What The S&H Green Stamps Model Teaches Us About Gamification
As kids, we loved games. They taught us lessons, encouraged us to improve, adapt and overcome. We also learned how fun it is to be on winning teams and how powerful combining skills with others can be! In actuality, games and gamification (turning tasks into games) permeated most of our lives growing up.
Whether within a sporting context or in the classroom, competition with teams or as individuals has always been a valuable way to encourage the best in ourselves and others, enjoy life, and gain the approval and admiration of others that we all desire (even if we don’t always admit that we do).
Just as we’ve always incorporated games into our personal and academic lives, companies have used the idea of gamification to engage and attract customers for a long time.
Remember S&H Green Stamps – the rewards program run by Sperry & Hutchinson?
If you do, and you participated in using them, then you were actively involved with corporate driven gamification.
The S&H Green Stamp gamification program was massive, widespread, and it involved convenience shops, gasoline stations, and department stores with one goal in mind: to drive traffic into the stores where green stamps were sold.
But the stamps weren’t the important thing.
What was most important were the feelings of achievement, realized hopes, competitive spirit, and the feeling of community the stamps brought about. I mean come on! Proudly saying that you had X number of completed S&H Green Stamp books was something!
Yeah, you could then go buy from the Green Stamps Catalog (a radio, a sofa, even a refrigerator). But a non-tangible, and I would argue more important aspect of the S&H Green Stamp gamification program was the social pride many consumers felt simply by achieving “levels” - or leveling up!
Gamification Is As Much About Social Status as It Is Rewards
Today, the S&H Green Stamps gamification program has – after a hiatus - moved online and is now called S&H Green Points. In this form, the program has not achieved the mass level of appeal and cultural adoption it held years ago. In its place, the groups across the globe have gravitated to online gamification models that do what the S&H Green Stamps program was so good at doing:
Using gamification to give people a sense of accomplishment, heightened status among their peers, and exclusive access to features to which other users have yet to gain access.

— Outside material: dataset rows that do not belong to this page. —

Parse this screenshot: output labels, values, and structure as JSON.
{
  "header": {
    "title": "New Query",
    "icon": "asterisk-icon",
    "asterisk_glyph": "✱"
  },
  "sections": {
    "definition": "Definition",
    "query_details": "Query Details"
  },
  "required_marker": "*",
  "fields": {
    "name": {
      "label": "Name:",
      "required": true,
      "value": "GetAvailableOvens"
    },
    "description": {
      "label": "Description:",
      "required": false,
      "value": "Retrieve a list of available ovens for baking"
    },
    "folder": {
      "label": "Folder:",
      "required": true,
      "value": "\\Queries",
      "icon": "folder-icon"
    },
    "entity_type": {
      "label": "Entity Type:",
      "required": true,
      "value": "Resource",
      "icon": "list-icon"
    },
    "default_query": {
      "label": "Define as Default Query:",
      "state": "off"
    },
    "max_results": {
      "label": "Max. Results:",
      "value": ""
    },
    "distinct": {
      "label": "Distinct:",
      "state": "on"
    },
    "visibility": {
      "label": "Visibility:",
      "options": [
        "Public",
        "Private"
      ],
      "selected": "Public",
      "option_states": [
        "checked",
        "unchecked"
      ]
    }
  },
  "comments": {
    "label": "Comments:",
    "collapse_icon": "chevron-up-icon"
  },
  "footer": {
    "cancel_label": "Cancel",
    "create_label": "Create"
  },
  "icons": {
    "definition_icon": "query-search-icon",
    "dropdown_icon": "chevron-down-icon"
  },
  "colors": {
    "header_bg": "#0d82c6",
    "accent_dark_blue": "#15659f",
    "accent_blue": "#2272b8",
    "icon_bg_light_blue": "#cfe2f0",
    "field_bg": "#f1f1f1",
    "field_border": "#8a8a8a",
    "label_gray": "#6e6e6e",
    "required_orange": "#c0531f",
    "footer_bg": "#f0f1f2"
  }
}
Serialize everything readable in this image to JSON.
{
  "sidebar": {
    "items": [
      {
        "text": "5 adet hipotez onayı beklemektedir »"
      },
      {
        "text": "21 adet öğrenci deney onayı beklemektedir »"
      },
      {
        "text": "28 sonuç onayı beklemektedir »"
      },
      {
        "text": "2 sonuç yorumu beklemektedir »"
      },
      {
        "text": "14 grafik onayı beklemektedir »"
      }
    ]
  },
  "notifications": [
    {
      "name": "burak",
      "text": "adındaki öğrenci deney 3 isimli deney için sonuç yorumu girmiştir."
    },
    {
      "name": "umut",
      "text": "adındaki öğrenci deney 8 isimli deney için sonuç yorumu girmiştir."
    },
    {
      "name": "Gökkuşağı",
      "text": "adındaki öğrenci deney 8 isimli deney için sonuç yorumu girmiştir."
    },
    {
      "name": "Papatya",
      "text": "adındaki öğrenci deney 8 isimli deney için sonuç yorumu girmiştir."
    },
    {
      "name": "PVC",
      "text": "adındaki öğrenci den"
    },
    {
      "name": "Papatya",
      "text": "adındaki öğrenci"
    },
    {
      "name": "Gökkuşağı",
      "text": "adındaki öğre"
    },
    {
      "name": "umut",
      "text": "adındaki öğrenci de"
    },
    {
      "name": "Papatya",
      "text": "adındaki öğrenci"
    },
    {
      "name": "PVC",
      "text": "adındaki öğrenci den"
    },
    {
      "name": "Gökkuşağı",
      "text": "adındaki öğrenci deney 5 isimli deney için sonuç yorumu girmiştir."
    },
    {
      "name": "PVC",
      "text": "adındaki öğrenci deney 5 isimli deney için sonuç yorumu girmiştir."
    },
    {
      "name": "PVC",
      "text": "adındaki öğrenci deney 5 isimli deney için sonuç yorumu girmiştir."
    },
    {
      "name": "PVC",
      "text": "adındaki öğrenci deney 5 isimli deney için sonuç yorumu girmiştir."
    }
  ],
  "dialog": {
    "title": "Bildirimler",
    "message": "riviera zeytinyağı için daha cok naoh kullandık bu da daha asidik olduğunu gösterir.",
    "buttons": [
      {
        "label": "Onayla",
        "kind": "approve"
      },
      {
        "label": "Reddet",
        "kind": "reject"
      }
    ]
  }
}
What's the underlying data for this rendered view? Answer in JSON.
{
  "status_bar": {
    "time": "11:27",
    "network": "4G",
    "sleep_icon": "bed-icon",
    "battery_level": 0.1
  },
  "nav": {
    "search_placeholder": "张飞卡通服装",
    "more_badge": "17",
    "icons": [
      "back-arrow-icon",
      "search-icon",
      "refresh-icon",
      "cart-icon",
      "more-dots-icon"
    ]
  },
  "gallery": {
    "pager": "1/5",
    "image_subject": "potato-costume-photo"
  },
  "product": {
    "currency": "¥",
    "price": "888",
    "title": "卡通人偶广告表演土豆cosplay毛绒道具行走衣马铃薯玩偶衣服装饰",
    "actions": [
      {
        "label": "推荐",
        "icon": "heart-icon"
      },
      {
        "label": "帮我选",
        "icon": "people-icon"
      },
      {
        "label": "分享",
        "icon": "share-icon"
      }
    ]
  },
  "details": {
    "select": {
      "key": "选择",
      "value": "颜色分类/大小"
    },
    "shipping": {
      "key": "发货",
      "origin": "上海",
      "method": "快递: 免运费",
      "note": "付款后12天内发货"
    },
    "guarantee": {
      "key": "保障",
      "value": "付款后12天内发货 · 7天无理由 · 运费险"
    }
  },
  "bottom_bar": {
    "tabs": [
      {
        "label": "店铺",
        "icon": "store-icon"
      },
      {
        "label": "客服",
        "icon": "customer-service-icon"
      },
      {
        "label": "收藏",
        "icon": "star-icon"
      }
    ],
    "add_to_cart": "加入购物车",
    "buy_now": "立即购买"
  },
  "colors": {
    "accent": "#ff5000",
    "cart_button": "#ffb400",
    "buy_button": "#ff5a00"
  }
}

Gamification a multi-sensory experience really… as it strokes various sides of our Egos.
Without taking you too far down the rabbit hole… I want to be sure you are really getting the concept of gamification and what it means for and can do for pretty much any type of consumer/user experience across all products, brands, and industries.
So What Did We Just Learn About Gamification?
We learned that websites like the 007 one discussed above and games like Angry Birds, Mafia Wars, and Farmville publicly applaud, reward, and promote achievement to the point where users continue to invite and involve friends in what they’re doing. The core of the gamification concept lies in keeping people coming back to a site or location again and again.
Please share what they achieve! I mean, no one wants to achieve in a vacuum, right? We crave attention and acclaim when we do well… and this is where the viral nature of what gamification comes into play.
If you have ever helped out… or even cursed… when receiving a notice to help someone buy a barn, or fill a mafia soldier recruitment quota… you know exactly how ubiquitous and far reaching games on the social graph can be. I mean people are pleading for you to join them in a virtual world where together you can help foster fictional story lines that amuse you, entertain you, and in some cases — as in where some punk moves in on your turf… enrage you.
In cases where users are willing to exchange cash for time and effort… wallets have opened up and purchased numerous pieces of equipment, weapons, or achievement levels all for the purpose of an increased sense of personal satisfaction, achievement, and pride.
In the end, companies that employ gamification do so to increase customer loyalty to the brand thus increasing their profits. To think otherwise is naive. Hey – I’m not knocking the use of gamification to increase company profits. In fact, I love and admire the idea in nearly all of its past, present, and I’m sure… future forms.
But What If Gamification Paid Actual Dollars?
Right? I mean stay with me here. What if we introduced a profit sharing model into the mix… one where end users could count on some actual cash in their pockets in exchange for their loyalty, their sharing, their promotion?
Have you ever wondered how cool it would be if end users were able to add a financial gains component to the existing “feel good” or “freebie winning” aspect of today’s existing gamification model?
I mean how much more would people buy into and promote a brand and its related gamification model if they knew that they’d be able to add money earned (real money not virtual tokens) to the equation? I say we’d be taking the current fanaticism of gamification to a whole new level of drive, dedication, and determination.
If this last bit interests you at all… there is a movement afoot that may in weeks and months to come bring this version of the gamification model to the forefront.
I invite you to become part of the Rippln Mobile App Customer Acquistion Movement! Exciting things are upon us and now is the time to begin to build your Ripple! Are you ready?
We’ll be in touch with you soon to see if you are in the right position to help us realize this transformation in gamification. There was a day that the number of S&H Green Stamps printed in a year tripled the number of stamps produced by the US Postal Service.
Think about what today’s Internet and Mobile Technologies can do to create a similar if not more impacting result on a global scale.
We’re excited. And we think you will be, too. Find out more here.